**EXTRACTED MATERIAL**
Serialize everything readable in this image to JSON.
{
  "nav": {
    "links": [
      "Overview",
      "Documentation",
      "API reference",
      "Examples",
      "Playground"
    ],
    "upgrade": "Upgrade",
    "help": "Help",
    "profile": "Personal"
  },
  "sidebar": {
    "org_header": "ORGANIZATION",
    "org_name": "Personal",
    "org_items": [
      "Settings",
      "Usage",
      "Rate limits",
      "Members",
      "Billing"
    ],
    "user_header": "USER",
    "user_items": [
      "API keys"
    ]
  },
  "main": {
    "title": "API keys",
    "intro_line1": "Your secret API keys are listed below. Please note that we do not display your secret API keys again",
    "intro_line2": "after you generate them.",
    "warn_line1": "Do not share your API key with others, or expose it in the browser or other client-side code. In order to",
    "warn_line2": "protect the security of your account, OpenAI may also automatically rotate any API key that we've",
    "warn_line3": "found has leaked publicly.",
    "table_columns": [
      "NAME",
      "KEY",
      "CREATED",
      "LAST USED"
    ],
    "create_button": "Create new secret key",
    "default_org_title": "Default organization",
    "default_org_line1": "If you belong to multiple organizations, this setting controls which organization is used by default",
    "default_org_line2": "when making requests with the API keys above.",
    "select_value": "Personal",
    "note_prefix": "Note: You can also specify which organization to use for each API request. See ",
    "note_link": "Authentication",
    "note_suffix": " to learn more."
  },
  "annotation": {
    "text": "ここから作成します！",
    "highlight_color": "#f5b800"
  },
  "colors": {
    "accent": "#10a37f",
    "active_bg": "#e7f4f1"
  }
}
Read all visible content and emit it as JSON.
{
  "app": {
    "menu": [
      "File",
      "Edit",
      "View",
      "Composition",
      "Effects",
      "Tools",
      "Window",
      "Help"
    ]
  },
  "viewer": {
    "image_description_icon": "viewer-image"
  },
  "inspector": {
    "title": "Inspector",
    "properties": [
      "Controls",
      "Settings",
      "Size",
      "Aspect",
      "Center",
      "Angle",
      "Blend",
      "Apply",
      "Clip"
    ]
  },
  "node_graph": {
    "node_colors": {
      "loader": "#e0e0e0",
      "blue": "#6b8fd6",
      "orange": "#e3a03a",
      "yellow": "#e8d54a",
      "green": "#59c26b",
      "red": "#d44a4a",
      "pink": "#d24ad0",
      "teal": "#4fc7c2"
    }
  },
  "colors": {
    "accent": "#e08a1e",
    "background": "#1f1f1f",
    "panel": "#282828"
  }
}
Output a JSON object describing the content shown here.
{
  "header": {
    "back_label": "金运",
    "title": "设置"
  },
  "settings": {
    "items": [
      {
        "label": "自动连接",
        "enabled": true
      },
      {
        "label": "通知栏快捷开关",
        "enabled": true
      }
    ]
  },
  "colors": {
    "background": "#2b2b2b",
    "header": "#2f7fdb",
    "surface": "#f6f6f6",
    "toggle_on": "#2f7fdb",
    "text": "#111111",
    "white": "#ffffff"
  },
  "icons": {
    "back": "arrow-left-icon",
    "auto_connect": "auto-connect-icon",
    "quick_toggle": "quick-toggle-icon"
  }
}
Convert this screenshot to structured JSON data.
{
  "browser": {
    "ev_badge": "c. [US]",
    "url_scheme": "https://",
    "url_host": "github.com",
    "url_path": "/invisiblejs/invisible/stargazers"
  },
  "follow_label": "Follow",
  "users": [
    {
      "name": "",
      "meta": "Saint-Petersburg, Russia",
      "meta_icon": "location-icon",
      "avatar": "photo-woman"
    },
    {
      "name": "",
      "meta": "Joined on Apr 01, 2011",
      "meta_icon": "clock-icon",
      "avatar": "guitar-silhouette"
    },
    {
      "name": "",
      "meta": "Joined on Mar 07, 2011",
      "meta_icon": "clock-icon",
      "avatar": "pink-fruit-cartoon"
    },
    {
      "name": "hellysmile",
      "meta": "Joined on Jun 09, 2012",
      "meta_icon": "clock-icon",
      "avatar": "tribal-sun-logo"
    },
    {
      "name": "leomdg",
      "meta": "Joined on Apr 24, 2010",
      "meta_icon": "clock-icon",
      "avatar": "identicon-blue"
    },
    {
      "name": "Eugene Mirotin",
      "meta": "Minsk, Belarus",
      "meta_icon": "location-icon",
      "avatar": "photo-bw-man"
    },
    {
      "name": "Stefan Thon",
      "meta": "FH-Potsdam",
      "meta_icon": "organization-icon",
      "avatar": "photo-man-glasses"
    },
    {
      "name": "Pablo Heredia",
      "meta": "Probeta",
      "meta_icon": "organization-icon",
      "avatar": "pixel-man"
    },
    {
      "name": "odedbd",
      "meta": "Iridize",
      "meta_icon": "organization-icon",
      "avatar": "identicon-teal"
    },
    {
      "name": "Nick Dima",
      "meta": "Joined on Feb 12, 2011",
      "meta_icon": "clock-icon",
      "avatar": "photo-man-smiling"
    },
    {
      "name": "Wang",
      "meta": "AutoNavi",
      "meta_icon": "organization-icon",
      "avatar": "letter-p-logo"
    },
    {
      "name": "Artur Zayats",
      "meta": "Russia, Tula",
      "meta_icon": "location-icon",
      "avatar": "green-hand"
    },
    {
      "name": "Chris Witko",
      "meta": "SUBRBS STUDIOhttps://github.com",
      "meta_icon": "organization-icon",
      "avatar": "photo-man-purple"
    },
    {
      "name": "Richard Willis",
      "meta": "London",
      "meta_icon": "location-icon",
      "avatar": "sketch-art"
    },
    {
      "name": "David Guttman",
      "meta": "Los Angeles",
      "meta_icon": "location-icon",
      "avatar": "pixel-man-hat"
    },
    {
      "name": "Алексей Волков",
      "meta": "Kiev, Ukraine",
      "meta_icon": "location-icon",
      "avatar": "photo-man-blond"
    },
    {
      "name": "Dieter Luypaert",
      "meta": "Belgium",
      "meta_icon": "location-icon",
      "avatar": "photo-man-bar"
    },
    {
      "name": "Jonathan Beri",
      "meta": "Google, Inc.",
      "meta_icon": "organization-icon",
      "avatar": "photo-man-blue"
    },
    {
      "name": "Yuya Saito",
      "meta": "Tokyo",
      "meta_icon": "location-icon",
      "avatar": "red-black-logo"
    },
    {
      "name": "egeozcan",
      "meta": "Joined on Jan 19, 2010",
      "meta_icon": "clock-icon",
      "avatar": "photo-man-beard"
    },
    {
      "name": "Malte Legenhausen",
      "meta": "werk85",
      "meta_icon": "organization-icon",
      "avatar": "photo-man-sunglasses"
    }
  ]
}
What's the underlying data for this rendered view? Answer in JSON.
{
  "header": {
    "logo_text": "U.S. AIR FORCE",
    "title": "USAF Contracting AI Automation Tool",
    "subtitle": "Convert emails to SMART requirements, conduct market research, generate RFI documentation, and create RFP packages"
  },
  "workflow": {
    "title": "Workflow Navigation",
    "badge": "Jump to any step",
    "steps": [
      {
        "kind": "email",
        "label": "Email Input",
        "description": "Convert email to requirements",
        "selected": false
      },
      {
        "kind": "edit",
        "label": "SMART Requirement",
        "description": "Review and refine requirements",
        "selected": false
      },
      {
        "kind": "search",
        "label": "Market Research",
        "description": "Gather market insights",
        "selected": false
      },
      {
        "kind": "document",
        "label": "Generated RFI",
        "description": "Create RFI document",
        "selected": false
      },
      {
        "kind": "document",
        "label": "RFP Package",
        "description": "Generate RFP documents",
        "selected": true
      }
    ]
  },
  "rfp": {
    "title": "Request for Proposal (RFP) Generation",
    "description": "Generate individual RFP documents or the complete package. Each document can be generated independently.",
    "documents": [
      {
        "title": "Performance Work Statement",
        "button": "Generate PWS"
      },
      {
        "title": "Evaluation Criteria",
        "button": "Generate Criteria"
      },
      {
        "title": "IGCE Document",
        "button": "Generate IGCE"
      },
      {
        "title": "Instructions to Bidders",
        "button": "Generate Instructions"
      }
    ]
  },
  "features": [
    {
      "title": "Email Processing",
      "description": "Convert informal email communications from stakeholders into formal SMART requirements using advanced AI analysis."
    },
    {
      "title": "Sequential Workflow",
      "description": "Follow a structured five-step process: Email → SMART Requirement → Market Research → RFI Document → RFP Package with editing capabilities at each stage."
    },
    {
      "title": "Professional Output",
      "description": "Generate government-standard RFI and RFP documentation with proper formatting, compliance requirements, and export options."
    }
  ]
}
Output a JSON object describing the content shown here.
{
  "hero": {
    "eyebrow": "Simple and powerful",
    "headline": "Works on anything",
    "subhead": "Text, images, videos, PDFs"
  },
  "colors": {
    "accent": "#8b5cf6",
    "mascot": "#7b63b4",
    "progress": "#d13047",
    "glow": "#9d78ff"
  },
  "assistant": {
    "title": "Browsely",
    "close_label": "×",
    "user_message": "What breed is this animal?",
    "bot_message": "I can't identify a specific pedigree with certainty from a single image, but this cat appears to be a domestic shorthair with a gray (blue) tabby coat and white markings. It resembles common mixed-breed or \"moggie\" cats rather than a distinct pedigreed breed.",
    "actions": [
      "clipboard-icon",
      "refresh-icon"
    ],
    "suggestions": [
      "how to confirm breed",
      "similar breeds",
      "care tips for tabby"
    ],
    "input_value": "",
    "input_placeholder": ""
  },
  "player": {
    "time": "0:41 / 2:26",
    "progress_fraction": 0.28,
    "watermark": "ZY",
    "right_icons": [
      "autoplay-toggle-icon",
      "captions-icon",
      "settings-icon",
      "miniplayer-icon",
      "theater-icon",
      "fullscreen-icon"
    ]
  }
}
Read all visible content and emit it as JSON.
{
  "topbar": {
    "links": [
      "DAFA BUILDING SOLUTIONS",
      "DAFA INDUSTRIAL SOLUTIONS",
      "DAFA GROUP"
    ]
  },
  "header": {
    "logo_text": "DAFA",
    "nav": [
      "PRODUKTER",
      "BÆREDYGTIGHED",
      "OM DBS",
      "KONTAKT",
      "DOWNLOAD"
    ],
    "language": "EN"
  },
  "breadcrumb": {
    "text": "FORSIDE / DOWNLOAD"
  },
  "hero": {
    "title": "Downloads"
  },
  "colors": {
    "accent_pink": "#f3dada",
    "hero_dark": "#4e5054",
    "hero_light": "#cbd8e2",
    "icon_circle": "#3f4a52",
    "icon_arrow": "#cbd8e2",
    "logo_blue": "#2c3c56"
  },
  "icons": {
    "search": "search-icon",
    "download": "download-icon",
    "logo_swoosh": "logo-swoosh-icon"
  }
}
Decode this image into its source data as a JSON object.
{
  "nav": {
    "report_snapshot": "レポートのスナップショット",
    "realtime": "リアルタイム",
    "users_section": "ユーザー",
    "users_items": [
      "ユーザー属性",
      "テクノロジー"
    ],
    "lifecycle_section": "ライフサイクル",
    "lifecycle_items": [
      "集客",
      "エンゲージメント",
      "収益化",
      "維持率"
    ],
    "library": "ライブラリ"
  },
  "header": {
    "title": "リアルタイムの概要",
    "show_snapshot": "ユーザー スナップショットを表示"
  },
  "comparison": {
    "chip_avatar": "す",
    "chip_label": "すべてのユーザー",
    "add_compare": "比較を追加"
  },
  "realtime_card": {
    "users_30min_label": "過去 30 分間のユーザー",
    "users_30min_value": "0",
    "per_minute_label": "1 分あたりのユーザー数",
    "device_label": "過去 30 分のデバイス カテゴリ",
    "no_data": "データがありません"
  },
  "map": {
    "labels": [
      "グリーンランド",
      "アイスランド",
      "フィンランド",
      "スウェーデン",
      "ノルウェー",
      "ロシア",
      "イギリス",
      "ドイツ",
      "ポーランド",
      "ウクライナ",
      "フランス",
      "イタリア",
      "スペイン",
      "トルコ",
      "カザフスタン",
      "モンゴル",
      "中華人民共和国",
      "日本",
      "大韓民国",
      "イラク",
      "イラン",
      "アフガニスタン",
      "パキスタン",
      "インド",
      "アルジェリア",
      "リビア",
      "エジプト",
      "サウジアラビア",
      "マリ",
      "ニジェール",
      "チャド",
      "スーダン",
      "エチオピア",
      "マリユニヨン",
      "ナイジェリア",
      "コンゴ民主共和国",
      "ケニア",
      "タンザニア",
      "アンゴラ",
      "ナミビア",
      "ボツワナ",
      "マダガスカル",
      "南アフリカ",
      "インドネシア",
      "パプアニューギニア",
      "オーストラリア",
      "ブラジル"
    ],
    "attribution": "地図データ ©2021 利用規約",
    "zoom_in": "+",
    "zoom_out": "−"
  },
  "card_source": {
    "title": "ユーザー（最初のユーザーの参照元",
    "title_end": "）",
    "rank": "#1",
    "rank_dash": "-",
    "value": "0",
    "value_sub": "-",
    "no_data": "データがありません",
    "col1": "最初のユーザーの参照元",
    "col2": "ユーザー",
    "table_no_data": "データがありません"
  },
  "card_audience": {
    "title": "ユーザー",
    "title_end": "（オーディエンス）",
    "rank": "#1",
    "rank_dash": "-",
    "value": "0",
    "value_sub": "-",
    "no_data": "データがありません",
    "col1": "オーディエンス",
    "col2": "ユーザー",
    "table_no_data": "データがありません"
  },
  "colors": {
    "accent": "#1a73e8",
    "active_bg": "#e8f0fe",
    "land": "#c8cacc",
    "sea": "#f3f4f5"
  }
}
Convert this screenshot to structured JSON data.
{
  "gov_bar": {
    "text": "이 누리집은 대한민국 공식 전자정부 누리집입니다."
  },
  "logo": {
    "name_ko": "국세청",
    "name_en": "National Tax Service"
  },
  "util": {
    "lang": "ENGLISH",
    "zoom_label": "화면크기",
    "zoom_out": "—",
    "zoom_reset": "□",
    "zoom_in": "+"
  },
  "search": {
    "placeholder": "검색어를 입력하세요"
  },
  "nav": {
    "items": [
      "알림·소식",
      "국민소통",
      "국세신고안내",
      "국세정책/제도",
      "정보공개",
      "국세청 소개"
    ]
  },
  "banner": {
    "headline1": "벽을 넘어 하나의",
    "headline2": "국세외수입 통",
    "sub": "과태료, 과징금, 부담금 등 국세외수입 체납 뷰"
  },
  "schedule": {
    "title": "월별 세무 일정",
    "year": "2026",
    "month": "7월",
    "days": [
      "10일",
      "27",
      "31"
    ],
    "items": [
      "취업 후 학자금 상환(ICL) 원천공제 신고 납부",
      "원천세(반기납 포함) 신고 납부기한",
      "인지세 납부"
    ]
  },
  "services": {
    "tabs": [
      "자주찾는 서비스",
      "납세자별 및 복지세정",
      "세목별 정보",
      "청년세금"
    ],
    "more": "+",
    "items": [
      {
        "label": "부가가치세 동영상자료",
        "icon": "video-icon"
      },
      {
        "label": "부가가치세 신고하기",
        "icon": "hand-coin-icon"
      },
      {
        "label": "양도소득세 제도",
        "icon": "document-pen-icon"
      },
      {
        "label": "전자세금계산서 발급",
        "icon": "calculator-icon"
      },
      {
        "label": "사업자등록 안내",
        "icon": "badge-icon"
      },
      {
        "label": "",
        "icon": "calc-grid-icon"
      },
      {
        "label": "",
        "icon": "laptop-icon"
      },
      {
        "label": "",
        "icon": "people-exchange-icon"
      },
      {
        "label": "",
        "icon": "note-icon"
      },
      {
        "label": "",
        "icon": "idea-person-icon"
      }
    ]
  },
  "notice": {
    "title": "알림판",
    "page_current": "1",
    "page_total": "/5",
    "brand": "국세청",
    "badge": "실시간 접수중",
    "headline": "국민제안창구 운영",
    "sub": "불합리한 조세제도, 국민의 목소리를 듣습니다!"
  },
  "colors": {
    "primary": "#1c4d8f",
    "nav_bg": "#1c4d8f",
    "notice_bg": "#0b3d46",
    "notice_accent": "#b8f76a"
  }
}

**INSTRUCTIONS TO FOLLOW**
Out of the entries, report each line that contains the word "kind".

**ANSWER SECTION**
        "kind": "email",
        "kind": "edit",
        "kind": "search",
        "kind": "document",
        "kind": "document",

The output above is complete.